[Data items]
--- START ---

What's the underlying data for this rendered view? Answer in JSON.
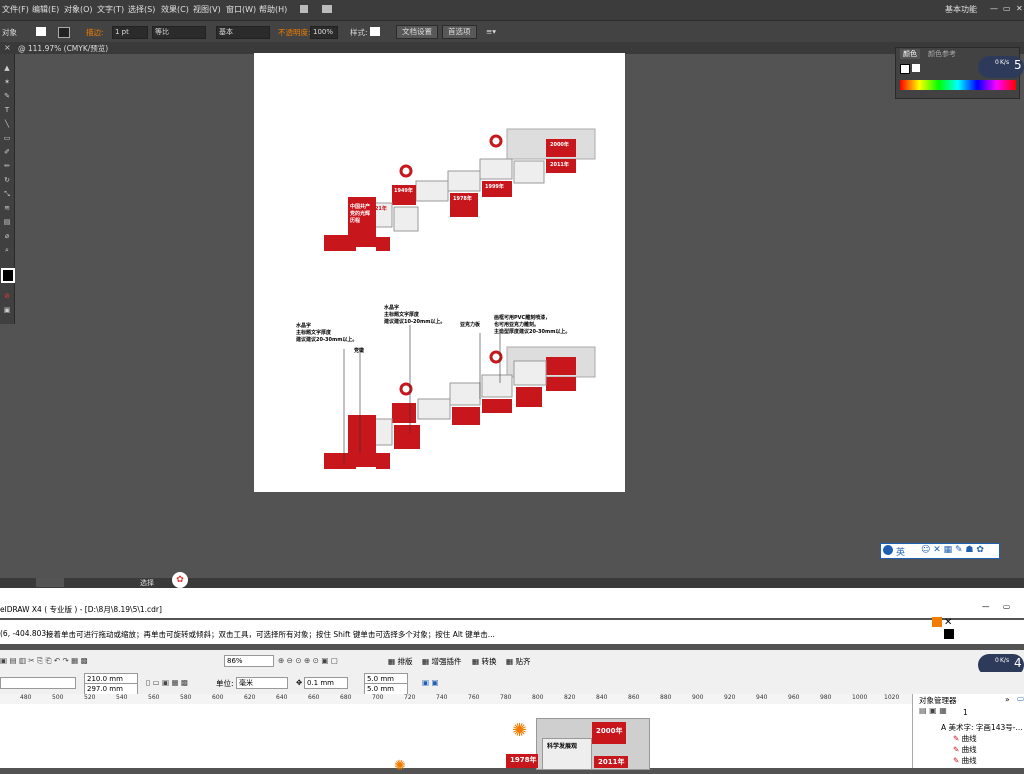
{
  "illustrator": {
    "menu": [
      "文件(F)",
      "编辑(E)",
      "对象(O)",
      "文字(T)",
      "选择(S)",
      "效果(C)",
      "视图(V)",
      "窗口(W)",
      "帮助(H)"
    ],
    "workspace": "基本功能",
    "control": {
      "selection_label": "对象",
      "stroke_label": "描边:",
      "stroke_weight": "1 pt",
      "profile": "等比",
      "brush": "基本",
      "opacity_label": "不透明度:",
      "opacity_value": "100%",
      "style_label": "样式:",
      "doc_setup": "文档设置",
      "preferences": "首选项"
    },
    "tab": "@ 111.97% (CMYK/预览)",
    "status_label": "选择",
    "color_panel": {
      "tab1": "颜色",
      "tab2": "颜色参考"
    },
    "float_badge": {
      "value": "0",
      "unit": "K/s",
      "number": "5"
    },
    "ime_bar": "英"
  },
  "artboard": {
    "top_design": {
      "years": [
        "2000年",
        "2011年",
        "1999年",
        "1978年",
        "1949年",
        "1921年"
      ],
      "title": "中国共产党的光辉历程"
    },
    "annotations": [
      {
        "text": "水晶字\n主标题文字厚度\n建议建议20-30mm以上。"
      },
      {
        "text": "水晶字\n主标题文字厚度\n建议建议10-20mm以上。"
      },
      {
        "text": "亚克力板"
      },
      {
        "text": "画框可用PVC雕刻喷漆，\n也可用亚克力雕刻。\n主造型厚度建议20-30mm以上。"
      },
      {
        "text": "党徽"
      }
    ]
  },
  "coreldraw": {
    "title": "elDRAW X4 ( 专业版 ) - [D:\\8月\\8.19\\5\\1.cdr]",
    "coords": "(6, -404.803)",
    "hint": "接着单击可进行拖动或缩放；再单击可旋转或倾斜；双击工具，可选择所有对象；按住 Shift 键单击可选择多个对象；按住 Alt 键单击...",
    "zoom": "86%",
    "menu_buttons": [
      "排版",
      "增强插件",
      "转换",
      "贴齐"
    ],
    "width": "210.0 mm",
    "height": "297.0 mm",
    "unit_label": "单位:",
    "unit_value": "毫米",
    "nudge": "0.1 mm",
    "dup_x": "5.0 mm",
    "dup_y": "5.0 mm",
    "ruler": [
      "480",
      "500",
      "520",
      "540",
      "560",
      "580",
      "600",
      "620",
      "640",
      "660",
      "680",
      "700",
      "720",
      "740",
      "760",
      "780",
      "800",
      "820",
      "840",
      "860",
      "880",
      "900",
      "920",
      "940",
      "960",
      "980",
      "1000",
      "1020"
    ],
    "obj_manager": {
      "title": "对象管理器",
      "page": "1",
      "items": [
        "美术字: 字画143号-...",
        "曲线",
        "曲线",
        "曲线"
      ]
    },
    "float_badge": {
      "value": "0",
      "unit": "K/s",
      "number": "4"
    },
    "canvas_years": [
      "2000年",
      "2011年",
      "科学发展观",
      "1978年"
    ]
  },
  "colors": {
    "red": "#c8161d",
    "ai_bg": "#535353",
    "orange": "#f07d00"
  }
}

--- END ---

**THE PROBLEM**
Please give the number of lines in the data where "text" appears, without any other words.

**EXERCISE RESPONSE**
5